Opposition parties have renewed calls for a Parliamentary inquiry into the Treasury's handling of the Crown retail deposit guarantee.
Another report has criticised Treasury for not doing more to minimise the cost to the taxpayer of the collapse of finance companies covered by the scheme .
The Crown paid almost $2 billion arising from the failure of nine companies, most notably South Canterbury Finance.
An Auditor General's report last year also found Treasury failed to monitor the scheme properly.
Labour says earlier attempts to hold an Parliamentary inquiry, or question Treasury further, have been blocked by the Government.
New Zealand First leader Winston Peters says Treasury did nothing for the first five months, allowing finance companies to go on a spending spree at the taxpayer's expense and there should be a proper investigation.
Green Party co-leader Russel Norman says Treasury has been found to have been incompetent.
Finance and Expenditure Select Committee chair Todd McClay (National) says members have already quizzed Treasury extensively on the issue.
He says Treasury has accepted the committee's criticism of its handling of the Crown Guarantee and concedes that, with hindsight, it may have acted differently.
The Crown retail deposit guarantee was introduced by the then-Labour Government just before the 2008 general election, to reassure New Zealand investors that the banking system was sound.

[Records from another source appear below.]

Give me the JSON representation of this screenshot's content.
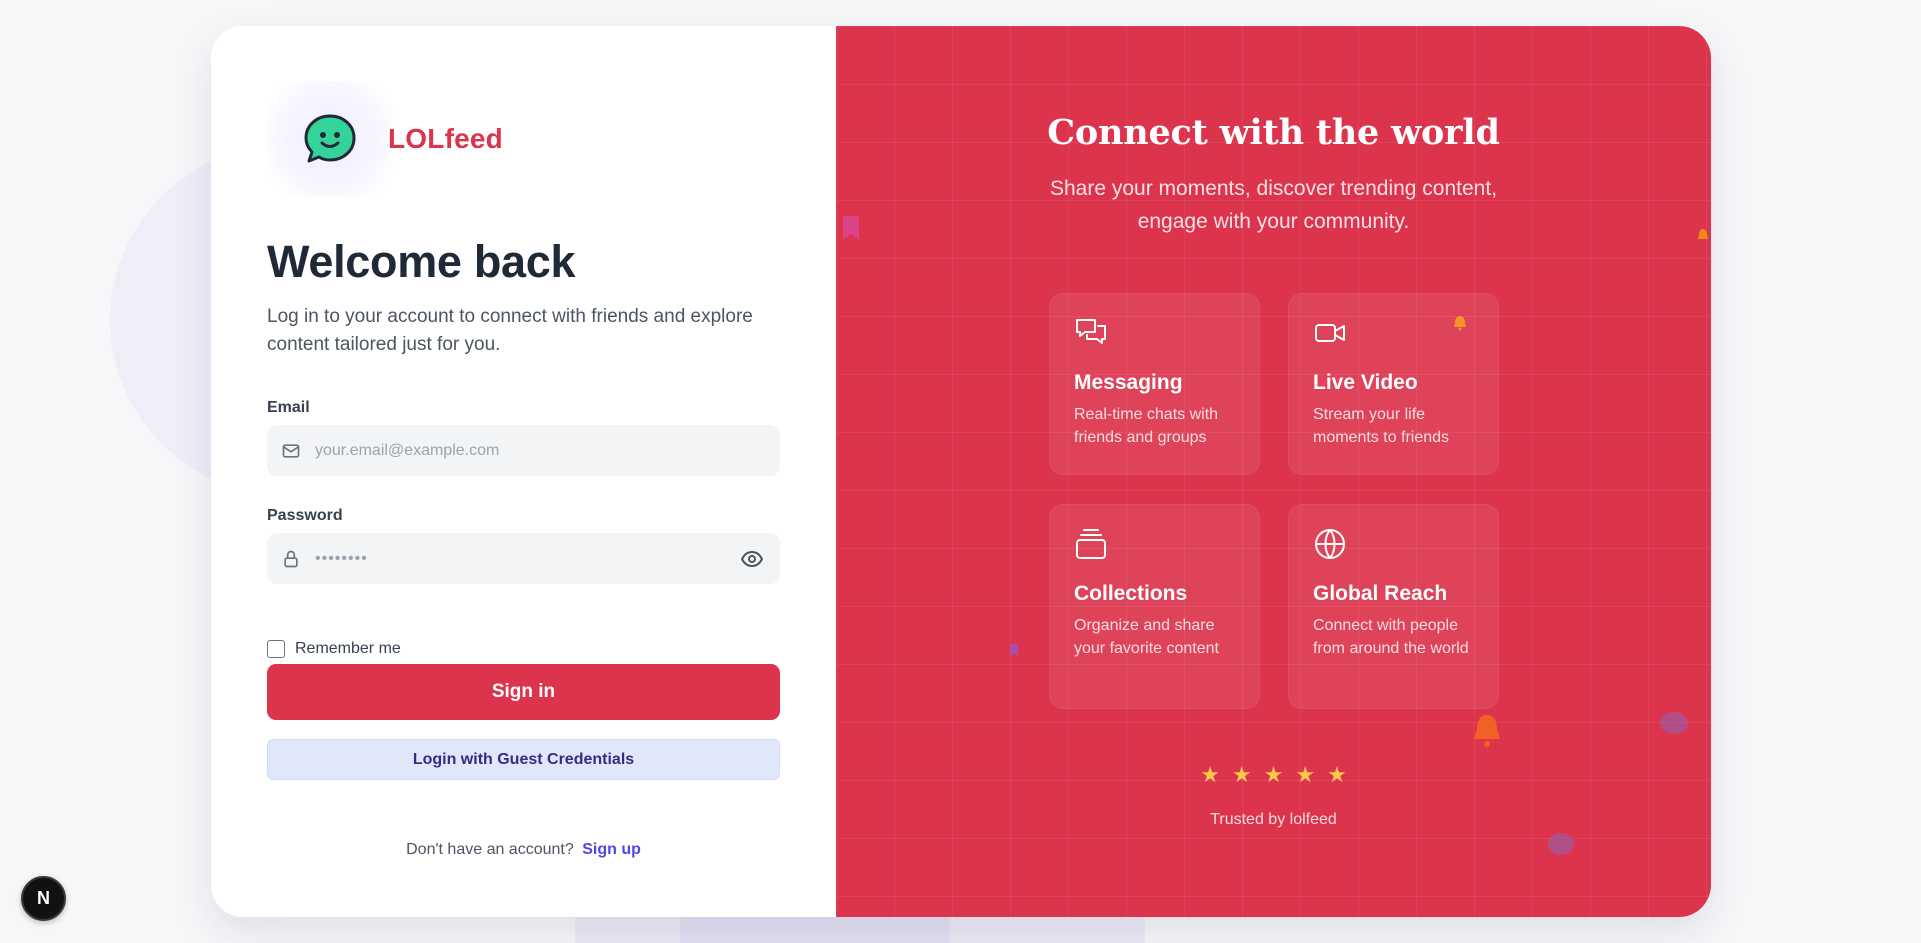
{
  "brand": {
    "name": "LOLfeed"
  },
  "login": {
    "title": "Welcome back",
    "subtitle": "Log in to your account to connect with friends and explore content tailored just for you.",
    "email_label": "Email",
    "email_placeholder": "your.email@example.com",
    "password_label": "Password",
    "password_placeholder": "••••••••",
    "remember_label": "Remember me",
    "sign_in_label": "Sign in",
    "guest_label": "Login with Guest Credentials",
    "no_account_text": "Don't have an account?",
    "sign_up_label": "Sign up"
  },
  "hero": {
    "title": "Connect with the world",
    "subtitle": "Share your moments, discover trending content, engage with your community.",
    "features": [
      {
        "icon": "chat-bubbles-icon",
        "title": "Messaging",
        "desc": "Real-time chats with friends and groups"
      },
      {
        "icon": "video-camera-icon",
        "title": "Live Video",
        "desc": "Stream your life moments to friends"
      },
      {
        "icon": "collections-stack-icon",
        "title": "Collections",
        "desc": "Organize and share your favorite content"
      },
      {
        "icon": "globe-icon",
        "title": "Global Reach",
        "desc": "Connect with people from around the world"
      }
    ],
    "rating": 5,
    "stars": "★★★★★",
    "trusted_text": "Trusted by lolfeed"
  },
  "dev_badge": {
    "label": "N"
  },
  "colors": {
    "accent": "#dc344c",
    "guest_button_bg": "#e0e7fb",
    "link": "#4f46e5",
    "star": "#f9c74f"
  }
}
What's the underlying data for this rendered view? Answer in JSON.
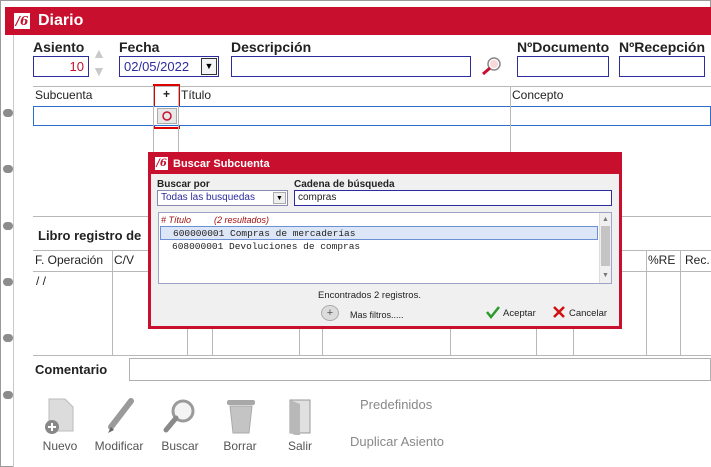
{
  "window": {
    "title": "Diario"
  },
  "header": {
    "asiento_label": "Asiento",
    "asiento_value": "10",
    "fecha_label": "Fecha",
    "fecha_value": "02/05/2022",
    "descripcion_label": "Descripción",
    "descripcion_value": "",
    "ndocumento_label": "NºDocumento",
    "ndocumento_value": "",
    "nrecepcion_label": "NºRecepción",
    "nrecepcion_value": ""
  },
  "grid": {
    "col_subcuenta": "Subcuenta",
    "plus": "+",
    "col_titulo": "Título",
    "col_concepto": "Concepto"
  },
  "libro": {
    "title": "Libro registro de",
    "col_foperacion": "F. Operación",
    "col_cv": "C/V",
    "col_re": "%RE",
    "col_rec": "Rec.",
    "first_cell": "/  /"
  },
  "comentario": {
    "label": "Comentario",
    "value": ""
  },
  "toolbar": {
    "nuevo": "Nuevo",
    "modificar": "Modificar",
    "buscar": "Buscar",
    "borrar": "Borrar",
    "salir": "Salir",
    "predefinidos": "Predefinidos",
    "duplicar": "Duplicar Asiento"
  },
  "dialog": {
    "title": "Buscar Subcuenta",
    "buscar_por_label": "Buscar por",
    "buscar_por_value": "Todas las busquedas",
    "cadena_label": "Cadena de búsqueda",
    "cadena_value": "compras",
    "list_header_col": "# Título",
    "list_header_count": "(2 resultados)",
    "results": [
      {
        "text": "600000001 Compras de mercaderías"
      },
      {
        "text": "608000001 Devoluciones de compras"
      }
    ],
    "found_text": "Encontrados 2 registros.",
    "more_filters": "Mas filtros.....",
    "accept": "Aceptar",
    "cancel": "Cancelar"
  },
  "colors": {
    "brand": "#c8102e",
    "input_border": "#2c2c9e",
    "selection": "#dde6f7"
  }
}
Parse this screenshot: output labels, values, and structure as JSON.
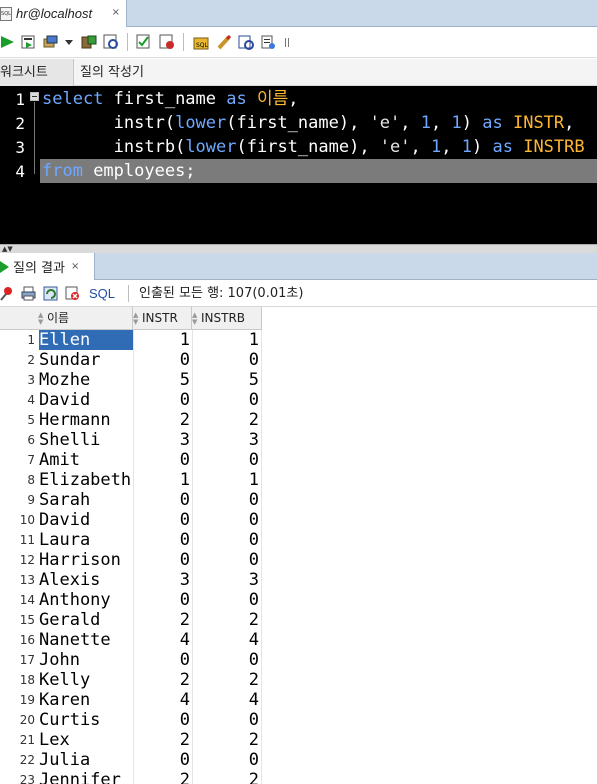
{
  "document_tab": {
    "title": "hr@localhost",
    "close": "×",
    "icon": "sql-file-icon"
  },
  "toolbar": {
    "icons": [
      "run-statement-icon",
      "run-script-icon",
      "commit-icon",
      "dropdown-icon",
      "rollback-icon",
      "explain-plan-icon",
      "autotrace-icon",
      "sql-tuning-icon",
      "clear-icon",
      "history-icon",
      "unshared-worksheet-icon",
      "format-icon"
    ]
  },
  "sub_tabs": {
    "worksheet": "워크시트",
    "query_builder": "질의 작성기"
  },
  "editor": {
    "line_numbers": [
      "1",
      "2",
      "3",
      "4"
    ],
    "line1": {
      "k1": "select",
      "t1": " first_name ",
      "k2": "as",
      "t2": " ",
      "a1": "이름",
      "t3": ","
    },
    "line2": {
      "indent": "       ",
      "f1": "instr(",
      "k1": "lower",
      "t1": "(first_name), ",
      "s1": "'e'",
      "t2": ", ",
      "n1": "1",
      "t3": ", ",
      "n2": "1",
      "t4": ") ",
      "k2": "as",
      "t5": " ",
      "a1": "INSTR",
      "t6": ","
    },
    "line3": {
      "indent": "       ",
      "f1": "instrb(",
      "k1": "lower",
      "t1": "(first_name), ",
      "s1": "'e'",
      "t2": ", ",
      "n1": "1",
      "t3": ", ",
      "n2": "1",
      "t4": ") ",
      "k2": "as",
      "t5": " ",
      "a1": "INSTRB"
    },
    "line4": {
      "k1": "from",
      "t1": " employees;"
    }
  },
  "results_tab": {
    "label": "질의 결과",
    "close": "×"
  },
  "results_toolbar": {
    "sql_link": "SQL",
    "status": "인출된 모든 행: 107(0.01초)",
    "icons": [
      "pin-icon",
      "print-icon",
      "refresh-icon",
      "cancel-icon"
    ]
  },
  "grid": {
    "headers": {
      "name": "이름",
      "instr": "INSTR",
      "instrb": "INSTRB"
    },
    "selected_row": 1,
    "rows": [
      {
        "n": "1",
        "name": "Ellen",
        "instr": "1",
        "instrb": "1"
      },
      {
        "n": "2",
        "name": "Sundar",
        "instr": "0",
        "instrb": "0"
      },
      {
        "n": "3",
        "name": "Mozhe",
        "instr": "5",
        "instrb": "5"
      },
      {
        "n": "4",
        "name": "David",
        "instr": "0",
        "instrb": "0"
      },
      {
        "n": "5",
        "name": "Hermann",
        "instr": "2",
        "instrb": "2"
      },
      {
        "n": "6",
        "name": "Shelli",
        "instr": "3",
        "instrb": "3"
      },
      {
        "n": "7",
        "name": "Amit",
        "instr": "0",
        "instrb": "0"
      },
      {
        "n": "8",
        "name": "Elizabeth",
        "instr": "1",
        "instrb": "1"
      },
      {
        "n": "9",
        "name": "Sarah",
        "instr": "0",
        "instrb": "0"
      },
      {
        "n": "10",
        "name": "David",
        "instr": "0",
        "instrb": "0"
      },
      {
        "n": "11",
        "name": "Laura",
        "instr": "0",
        "instrb": "0"
      },
      {
        "n": "12",
        "name": "Harrison",
        "instr": "0",
        "instrb": "0"
      },
      {
        "n": "13",
        "name": "Alexis",
        "instr": "3",
        "instrb": "3"
      },
      {
        "n": "14",
        "name": "Anthony",
        "instr": "0",
        "instrb": "0"
      },
      {
        "n": "15",
        "name": "Gerald",
        "instr": "2",
        "instrb": "2"
      },
      {
        "n": "16",
        "name": "Nanette",
        "instr": "4",
        "instrb": "4"
      },
      {
        "n": "17",
        "name": "John",
        "instr": "0",
        "instrb": "0"
      },
      {
        "n": "18",
        "name": "Kelly",
        "instr": "2",
        "instrb": "2"
      },
      {
        "n": "19",
        "name": "Karen",
        "instr": "4",
        "instrb": "4"
      },
      {
        "n": "20",
        "name": "Curtis",
        "instr": "0",
        "instrb": "0"
      },
      {
        "n": "21",
        "name": "Lex",
        "instr": "2",
        "instrb": "2"
      },
      {
        "n": "22",
        "name": "Julia",
        "instr": "0",
        "instrb": "0"
      },
      {
        "n": "23",
        "name": "Jennifer",
        "instr": "2",
        "instrb": "2"
      }
    ]
  }
}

At its peak, it protected about $133 billion deposited in 72 companies.